Sidney Lumet claimed that one of the reasons he wanted to cast Robert Duvall was due to his screen image from westerns and war movies. In Lumet's experience many television heads came from the American heartland.
The UBS Washington, DC offices shown are set in the office building located at 1001 Pennsylvania Ave., NW, and the interior offices shown are on the second floor, overlooking Pennsylvania Ave., and across the street from the Old Post Office Building.
Erroneously claimed to be the film debut of Tim Robbins as one of the assassins that kills Peter Finch's character. Robbins himself has stated publicly that he did not play the part and was in fact a senior in high school at the time.
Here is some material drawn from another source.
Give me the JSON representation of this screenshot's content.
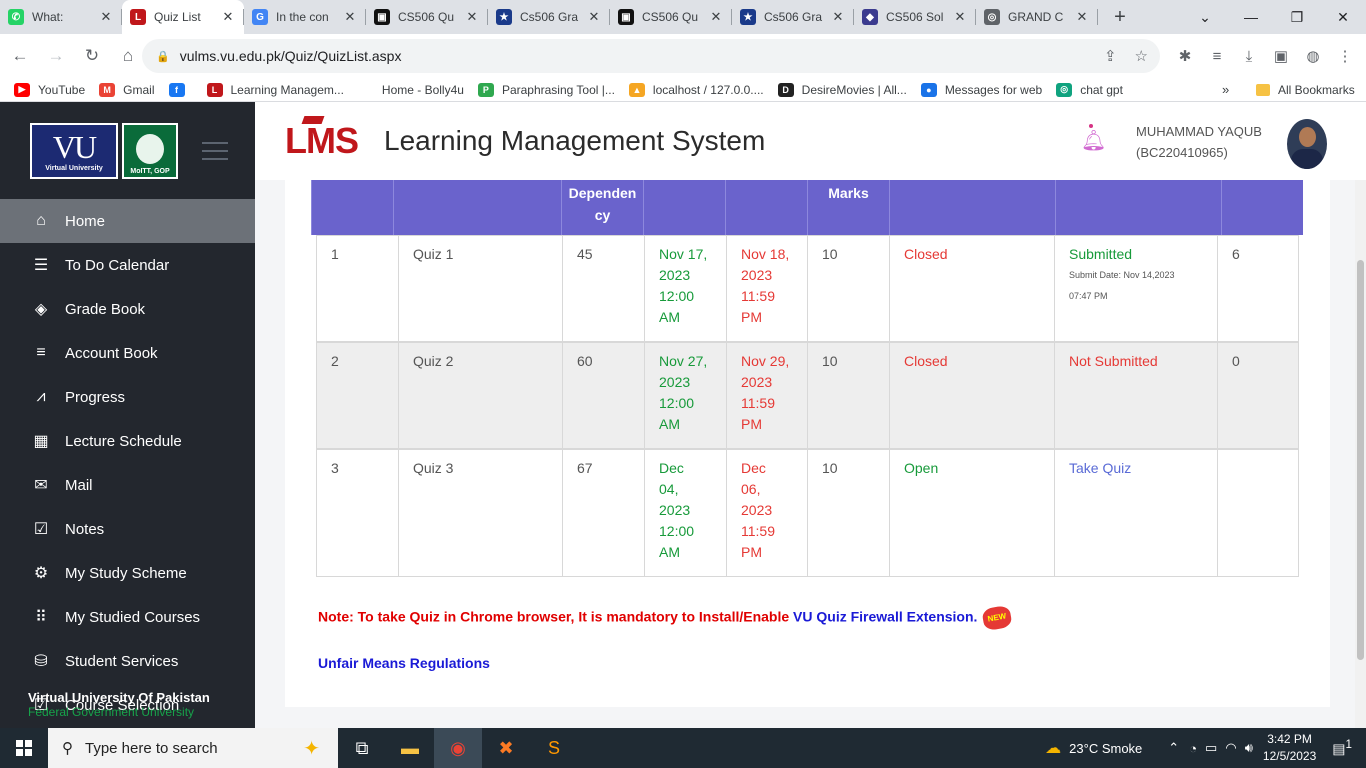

Writer Paddy Chayefsky was eerily prescient in his screenplay in three significant ways. First, the screenplay pertains to the goings-on at UBS, the fictional fourth network existing alongside the non-fictional ABC, CBS and NBC. In 1987 Fox became the real fourth network. Second, in her speech to her employees about her goals for UBS, Diana Christensen (Faye Dunaway) says, "I don't want conventional programming on this network. I want counterculture, I want anti-establishment," the type of programming delivered by Fox with its two debut series - Married with Children (1987) and The Tracey Ullman Show (1987). Third, Diana Christensen's creation of the show about the Ecumenical Liberation Army and its criminal activities is prescient of "reality TV" in that, as a result of the writers' strike of 1988 (which lasted 22 weeks), Fox started to run low on new content. To replace it, the network bought the show Cops (1989) (which featured police officers trying to thwart criminal activity). Despite very noteworthy predecessors, such as An American Family (1973), which depicted the experiences of the Loud family, and Scared Straight! (1978), some consider "Cops" the true progenitor of the long-running trend of "reality TV".